Passing the elementary school, Mike explained why he just ran the non-functional stop-and-go signal.

“That stoplight has been there for 35 years and I’ve never seen it working,” he said. “City policy says they have to have a stoplight, but it doesn’t say it has to work.”

Mike took us past the football field at the extreme north end of town, built for around a $1 million. It hosts four home games a year. Mike isn’t much of a patron. “The bleachers are cold metal,” he said. “When it’s zero degrees you can get a really bad case of polaroids.”

After Mike dropped us off, we headed to the town’s largest grocery store, The Alaska Commercial Company. We couldn’t afford many of the items, so we window shopped the $10 milk, $17 half gallon of orange juice, and $16 bag of apples and oranges.

For lunch, the consensus was Sam & Lees, run by a South Korean-American couple, neither of whom was named Sam or Lee. We ordered something truly singular — Mongolian beef pizza.

After chatting with us, the proprietor delivered a plate of sliced watermelon for dessert — a rare delicacy that can cost as much as $37 for half a melon.

At the impressive Inupiat Heritage Cultural Center, we toured the attractive displays, including the whaling exhibit. The Bowhead is central to Inupiaq tradition.

The spring whale hunt is enduring practice, and the harvested whales still supply people here with food and materials.

The annual hunting limit is 25 whales, which are hunted by small boats off the coastal ice. Inupiaq men still follow many of the “old” ways. They wait silently at seaside, watching for the telltale bubbles of passing whales. They still use harpoons. No red is allowed. It scares the willing whales away.

The butchering of harpooned whales is a community event. Whale blubber, called maktaq, is chewy and fishy and life-sustaining. Once carved, it’s divvied up between all residents. Sharing is a fundamental element of Inupiaq culture. No one goes without.

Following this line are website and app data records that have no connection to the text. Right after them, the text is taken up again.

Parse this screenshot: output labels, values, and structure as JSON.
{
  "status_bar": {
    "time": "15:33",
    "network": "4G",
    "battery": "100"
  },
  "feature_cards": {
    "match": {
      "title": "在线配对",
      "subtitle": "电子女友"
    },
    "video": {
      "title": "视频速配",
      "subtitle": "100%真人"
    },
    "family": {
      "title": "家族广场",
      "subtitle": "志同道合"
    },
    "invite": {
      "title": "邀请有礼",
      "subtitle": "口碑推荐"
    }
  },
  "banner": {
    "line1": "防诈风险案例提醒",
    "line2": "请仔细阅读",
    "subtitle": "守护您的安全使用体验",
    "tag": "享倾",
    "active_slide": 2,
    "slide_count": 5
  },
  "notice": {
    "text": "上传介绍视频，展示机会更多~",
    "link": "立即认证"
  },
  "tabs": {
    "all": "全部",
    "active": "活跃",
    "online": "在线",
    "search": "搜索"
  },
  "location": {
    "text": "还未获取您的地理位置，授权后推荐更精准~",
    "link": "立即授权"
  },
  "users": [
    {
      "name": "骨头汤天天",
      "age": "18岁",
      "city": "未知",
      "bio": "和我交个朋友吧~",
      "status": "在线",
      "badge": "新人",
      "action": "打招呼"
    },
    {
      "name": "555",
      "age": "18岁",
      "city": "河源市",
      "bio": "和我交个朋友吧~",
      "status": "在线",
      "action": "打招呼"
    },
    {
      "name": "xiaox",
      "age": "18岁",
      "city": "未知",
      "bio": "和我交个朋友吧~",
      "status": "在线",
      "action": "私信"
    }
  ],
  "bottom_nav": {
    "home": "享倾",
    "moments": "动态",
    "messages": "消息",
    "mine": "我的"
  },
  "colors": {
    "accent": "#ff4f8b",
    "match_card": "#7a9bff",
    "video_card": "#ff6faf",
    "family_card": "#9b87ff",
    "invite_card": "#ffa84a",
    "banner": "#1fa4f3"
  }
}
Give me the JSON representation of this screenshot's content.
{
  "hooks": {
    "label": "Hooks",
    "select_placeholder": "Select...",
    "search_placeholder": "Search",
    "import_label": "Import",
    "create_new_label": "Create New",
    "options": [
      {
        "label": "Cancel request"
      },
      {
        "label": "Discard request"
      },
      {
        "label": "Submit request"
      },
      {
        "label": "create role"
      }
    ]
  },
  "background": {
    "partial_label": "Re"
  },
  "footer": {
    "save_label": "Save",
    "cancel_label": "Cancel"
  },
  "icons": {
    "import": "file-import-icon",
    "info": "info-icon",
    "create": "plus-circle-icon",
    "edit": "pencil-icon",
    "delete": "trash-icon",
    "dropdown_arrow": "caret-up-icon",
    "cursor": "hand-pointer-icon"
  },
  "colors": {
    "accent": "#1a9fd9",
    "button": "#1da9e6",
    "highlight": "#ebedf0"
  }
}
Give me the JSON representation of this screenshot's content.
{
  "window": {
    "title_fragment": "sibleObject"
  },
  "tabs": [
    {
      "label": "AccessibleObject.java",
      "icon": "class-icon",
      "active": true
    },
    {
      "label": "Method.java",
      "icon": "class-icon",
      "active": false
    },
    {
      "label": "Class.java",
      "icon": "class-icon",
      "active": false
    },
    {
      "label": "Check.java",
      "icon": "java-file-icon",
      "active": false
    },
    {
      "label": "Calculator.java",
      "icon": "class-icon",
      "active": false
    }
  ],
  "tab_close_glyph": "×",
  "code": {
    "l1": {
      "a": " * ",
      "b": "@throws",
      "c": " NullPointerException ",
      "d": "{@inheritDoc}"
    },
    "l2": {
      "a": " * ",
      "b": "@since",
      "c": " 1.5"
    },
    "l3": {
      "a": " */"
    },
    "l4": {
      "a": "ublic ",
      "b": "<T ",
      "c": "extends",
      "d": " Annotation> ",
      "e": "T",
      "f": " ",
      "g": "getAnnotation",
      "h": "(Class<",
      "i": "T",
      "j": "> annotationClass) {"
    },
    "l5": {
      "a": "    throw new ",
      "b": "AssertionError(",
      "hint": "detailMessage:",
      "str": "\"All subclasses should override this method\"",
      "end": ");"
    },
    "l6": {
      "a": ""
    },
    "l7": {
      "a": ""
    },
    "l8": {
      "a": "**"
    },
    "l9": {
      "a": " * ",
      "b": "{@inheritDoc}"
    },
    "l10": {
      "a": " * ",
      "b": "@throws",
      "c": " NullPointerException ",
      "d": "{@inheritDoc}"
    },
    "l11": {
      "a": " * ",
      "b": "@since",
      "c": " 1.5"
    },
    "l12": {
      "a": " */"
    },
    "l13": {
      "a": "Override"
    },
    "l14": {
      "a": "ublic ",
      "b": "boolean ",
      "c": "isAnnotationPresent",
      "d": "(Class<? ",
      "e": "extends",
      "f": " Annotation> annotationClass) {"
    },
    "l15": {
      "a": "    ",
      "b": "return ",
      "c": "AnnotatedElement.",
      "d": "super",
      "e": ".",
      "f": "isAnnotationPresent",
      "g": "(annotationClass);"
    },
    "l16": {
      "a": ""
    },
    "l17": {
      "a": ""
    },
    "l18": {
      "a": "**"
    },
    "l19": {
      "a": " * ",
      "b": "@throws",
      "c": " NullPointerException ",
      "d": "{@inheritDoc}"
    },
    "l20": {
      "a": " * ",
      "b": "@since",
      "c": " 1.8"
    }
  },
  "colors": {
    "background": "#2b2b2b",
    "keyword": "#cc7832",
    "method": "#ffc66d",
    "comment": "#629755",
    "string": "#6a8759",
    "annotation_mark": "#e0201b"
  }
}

Historically, whale meat is stored for the year in ice cellars — deep subterranean rooms carved out of the ice-hard permafrost — but climate change is melting the permafrost, and many ice cellars have been flooded out.

Inupiaq people rule the roost in Utqiagvik: local government, businesses, the community college. The North Slope Borough (county) is culturally and physically dominated by these enduring people.

We’d missed Nalukataq, the annual whale hunt celebration, by just two days, but the town was celebrating the July 4 holiday with games and food. In a swampy field in front of the food stands, foot races for cash prizes were held for every age group — right down to the one-year-olds.

At the food booths the selections were as diverse as the faces of the participants — Tongan, Filipina, Korean, and Native. We opted for Pineapple chicken, Filipino pork sinigang, and caribou-on-a-stick.

The race host had to interrupt the games to remind the children via microphone not to spray Silly String into each other’s faces.

Our objective in Utqiagvik was to get to know the place, a place like nowhere else in the very distant lower 48.

We ventured north of town again and again in a rented car, threading two seas split by a spit of black sand wide enough to drive a pickup down.

On the west the Chukchi Sea, to the east, the Beaufort, still clogged with ice chunks, and across the cold expanse, Europe.

Every time we got out of the vehicle to take photos or admire eider ducks, or nesting shorebirds, or Yellow-billed Loons, we were careful to scan for polar bears.

In Utqiagvik, it’s impossible to forget you’re living on the edge.

A human stands out severely against the weeping sky, and the unflagging wind, and the soaked turf.

Best duck to survive.

Contact: 715-833-9207, dan.holtz@ecpc.com